[Assignment] Within the listing below, locate all lines containing the word "model". Copy each one.

[Records supplied]

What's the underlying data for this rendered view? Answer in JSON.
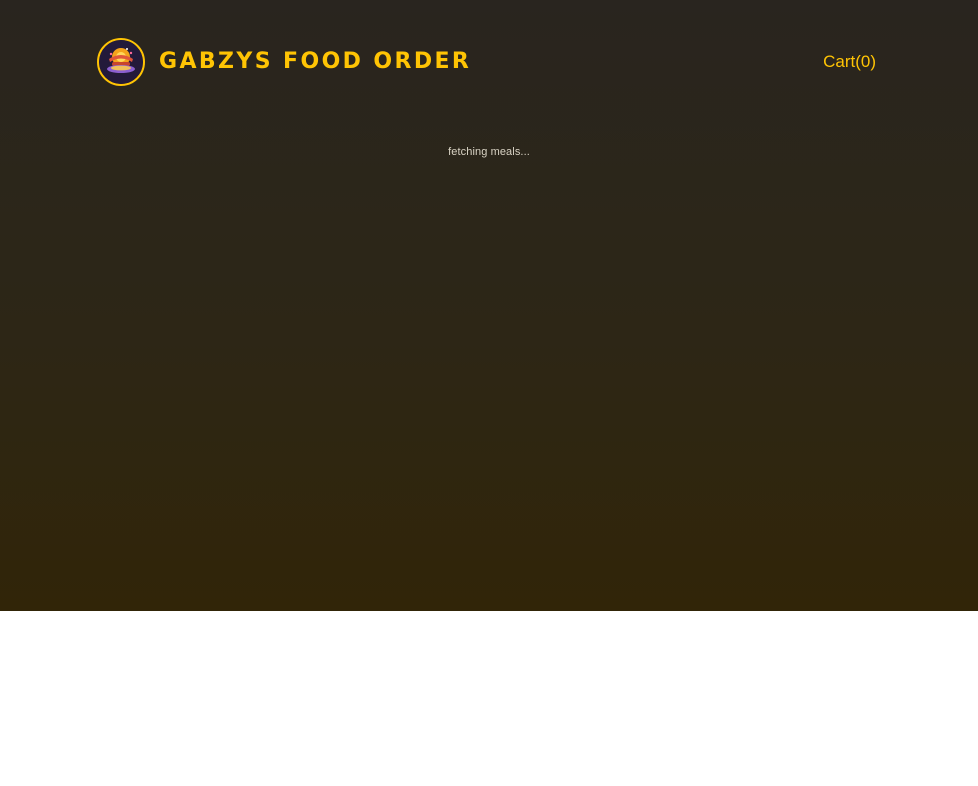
{
  "header": {
    "logo_icon": "food-plate-logo-icon",
    "title": "GABZYS FOOD ORDER",
    "cart_label": "Cart(0)"
  },
  "main": {
    "status_text": "fetching meals..."
  },
  "colors": {
    "accent": "#ffc404",
    "background_top": "#29251f",
    "background_bottom": "#312508",
    "page": "#ffffff",
    "status_text": "#d9d3c4"
  }
}
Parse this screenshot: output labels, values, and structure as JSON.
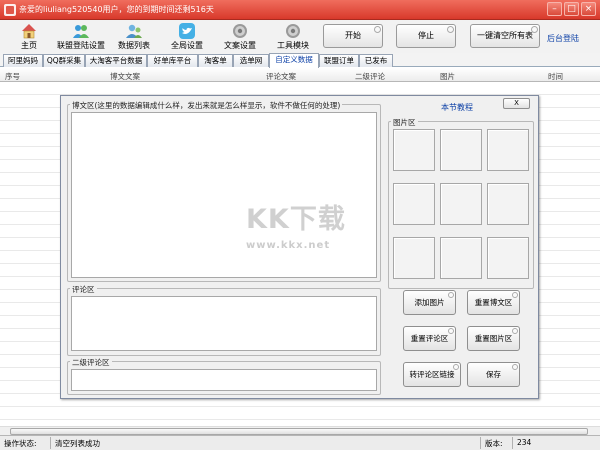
{
  "window": {
    "title": "亲爱的liuliang520540用户，您的到期时间还剩516天",
    "icon": "app-icon",
    "controls": [
      "minimize",
      "maximize",
      "close"
    ]
  },
  "toolbar": {
    "tools": [
      {
        "label": "主页",
        "icon": "home-icon"
      },
      {
        "label": "联盟登陆设置",
        "icon": "users-icon"
      },
      {
        "label": "数据列表",
        "icon": "contacts-icon"
      },
      {
        "label": "全局设置",
        "icon": "twitter-bird-icon"
      },
      {
        "label": "文案设置",
        "icon": "gear-icon"
      },
      {
        "label": "工具模块",
        "icon": "gear-icon"
      }
    ],
    "buttons": {
      "start": "开始",
      "stop": "停止",
      "clear_all": "一键清空所有表"
    },
    "backend_link": "后台登陆"
  },
  "tabs": [
    {
      "label": "阿里妈妈",
      "active": false
    },
    {
      "label": "QQ群采集",
      "active": false
    },
    {
      "label": "大淘客平台数据",
      "active": false
    },
    {
      "label": "好单库平台",
      "active": false
    },
    {
      "label": "淘客单",
      "active": false
    },
    {
      "label": "选单网",
      "active": false
    },
    {
      "label": "自定义数据",
      "active": true
    },
    {
      "label": "联盟订单",
      "active": false
    },
    {
      "label": "已发布",
      "active": false
    }
  ],
  "grid": {
    "columns": [
      "序号",
      "博文文案",
      "评论文案",
      "二级评论",
      "图片",
      "时间"
    ]
  },
  "dialog": {
    "tutorial_link": "本节教程",
    "close_label": "X",
    "post_section": {
      "legend": "博文区(这里的数据编辑成什么样，发出来就是怎么样显示，软件不做任何的处理)",
      "value": ""
    },
    "image_section": {
      "legend": "图片区",
      "slot_count": 9
    },
    "comment_section": {
      "legend": "评论区",
      "value": ""
    },
    "second_comment_section": {
      "legend": "二级评论区",
      "value": ""
    },
    "buttons": {
      "add_image": "添加图片",
      "reset_post": "重置博文区",
      "reset_comment": "重置评论区",
      "reset_image": "重置图片区",
      "convert_link": "转评论区链接",
      "save": "保存"
    }
  },
  "watermark": {
    "main": "KK下载",
    "url": "www.kkx.net"
  },
  "statusbar": {
    "label": "操作状态:",
    "status": "清空列表成功",
    "version_label": "版本:",
    "version": "234"
  },
  "colors": {
    "titlebar": "#e04a3a",
    "accent_link": "#0b3fa6"
  }
}
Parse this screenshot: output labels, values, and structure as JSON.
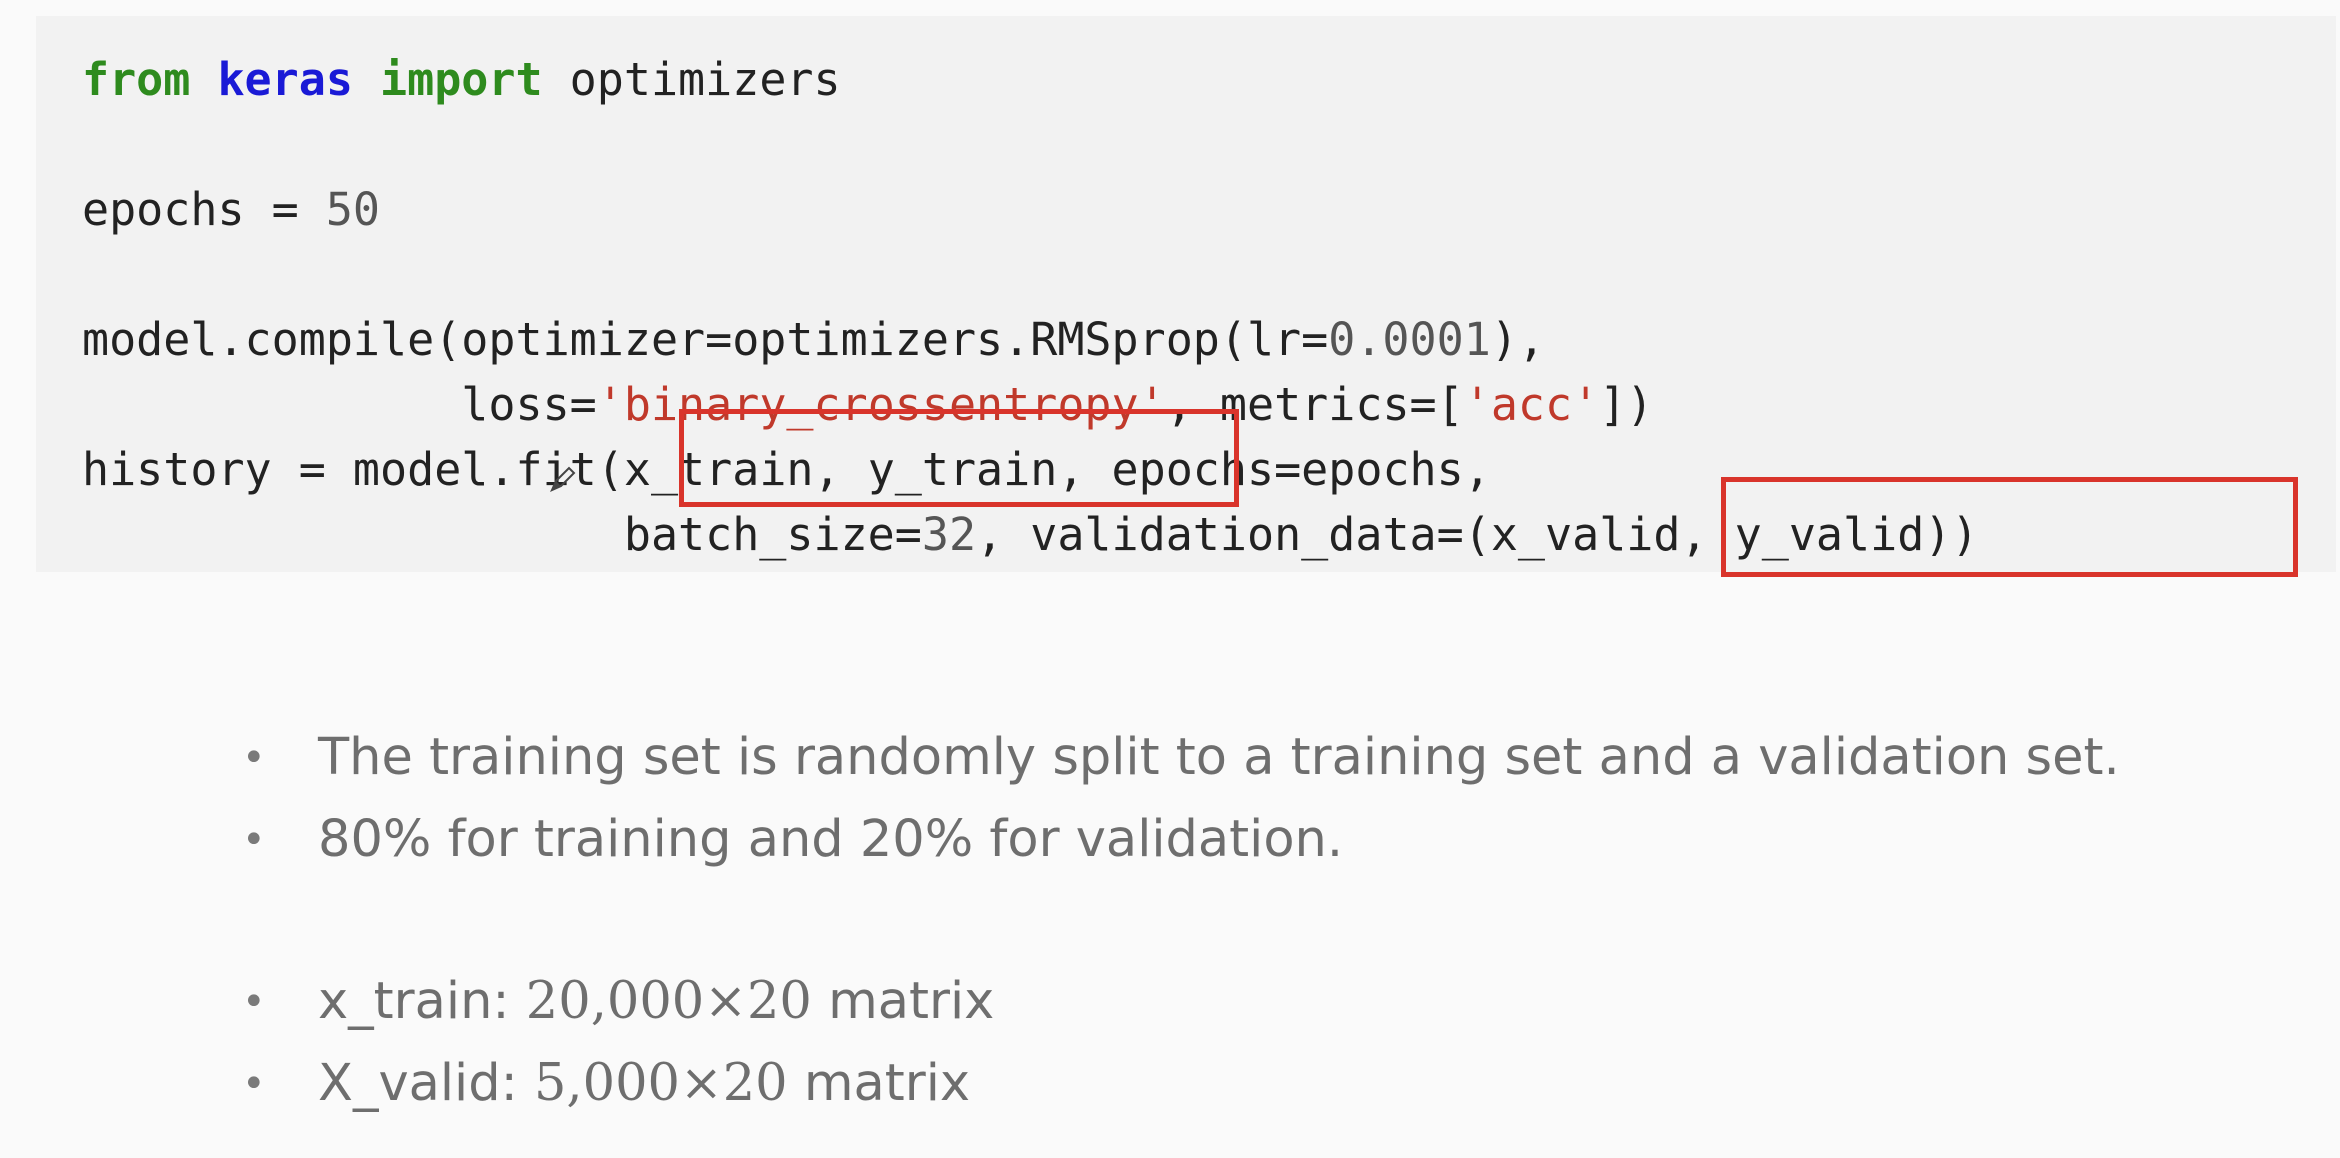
{
  "code": {
    "line1": {
      "kw_from": "from",
      "module": "keras",
      "kw_import": "import",
      "rest": " optimizers"
    },
    "line2": {
      "name": "epochs = ",
      "value": "50"
    },
    "line3": {
      "prefix": "model.compile(optimizer=optimizers.RMSprop(lr=",
      "value": "0.0001",
      "suffix": "),"
    },
    "line4": {
      "prefix": "              loss=",
      "loss_str": "'binary_crossentropy'",
      "mid": ", metrics=[",
      "metric_str": "'acc'",
      "suffix": "])"
    },
    "line5": {
      "prefix": "history = model.fit(",
      "args": "x_train, y_train",
      "suffix": ", epochs=epochs,"
    },
    "line6": {
      "prefix": "                    batch_size=",
      "value": "32",
      "mid": ", validation_data=(",
      "args": "x_valid, y_valid",
      "suffix": "))"
    }
  },
  "bullets": [
    {
      "text": "The training set is randomly split to a training set and a validation set."
    },
    {
      "text": "80% for training and 20% for validation."
    },
    {
      "label": "x_train: ",
      "math": "20,000×20",
      "tail": " matrix"
    },
    {
      "label": "X_valid: ",
      "math": "5,000×20",
      "tail": " matrix"
    }
  ],
  "bullet_char": "•",
  "colors": {
    "keyword": "#2e8b1e",
    "module": "#1a1ad6",
    "string": "#c0392b",
    "highlight_box": "#d9342b",
    "bullet_text": "#6e6e6e"
  }
}
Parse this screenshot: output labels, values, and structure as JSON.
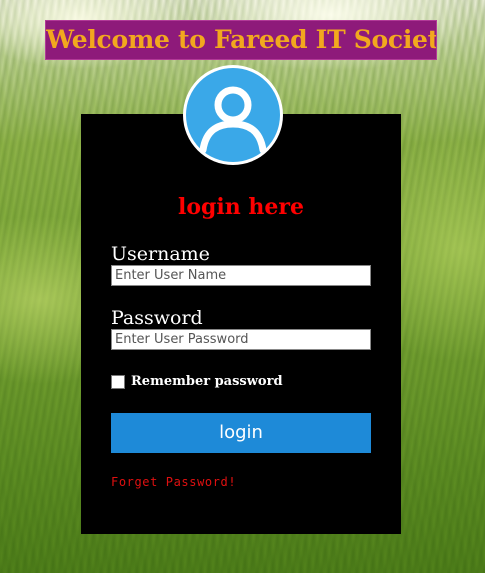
{
  "banner": {
    "title": "Welcome to Fareed IT Society"
  },
  "avatar": {
    "icon": "user-avatar-icon",
    "color": "#3aa8e8"
  },
  "form": {
    "heading": "login here",
    "username": {
      "label": "Username",
      "placeholder": "Enter User Name",
      "value": ""
    },
    "password": {
      "label": "Password",
      "placeholder": "Enter User Password",
      "value": ""
    },
    "remember": {
      "label": "Remember password",
      "checked": false
    },
    "submit_label": "login",
    "forgot_label": "Forget Password!"
  },
  "colors": {
    "banner_bg": "#8e1a7a",
    "banner_text": "#f2a81e",
    "panel_bg": "#000000",
    "heading": "#ff0000",
    "button": "#1e8ad8",
    "forgot_link": "#e01010"
  }
}
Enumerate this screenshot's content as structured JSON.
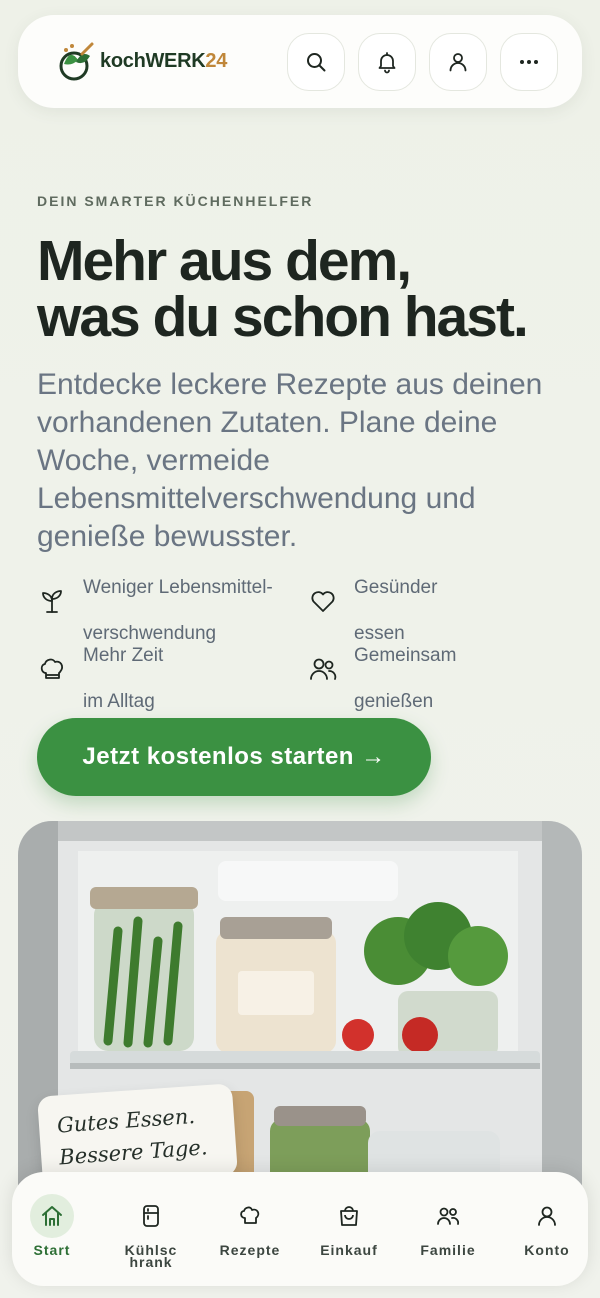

[Reply]
      "prefix": "model.compile(optimizer=optimizers.RMSprop(lr=",
      "prefix": "history = model.fit(",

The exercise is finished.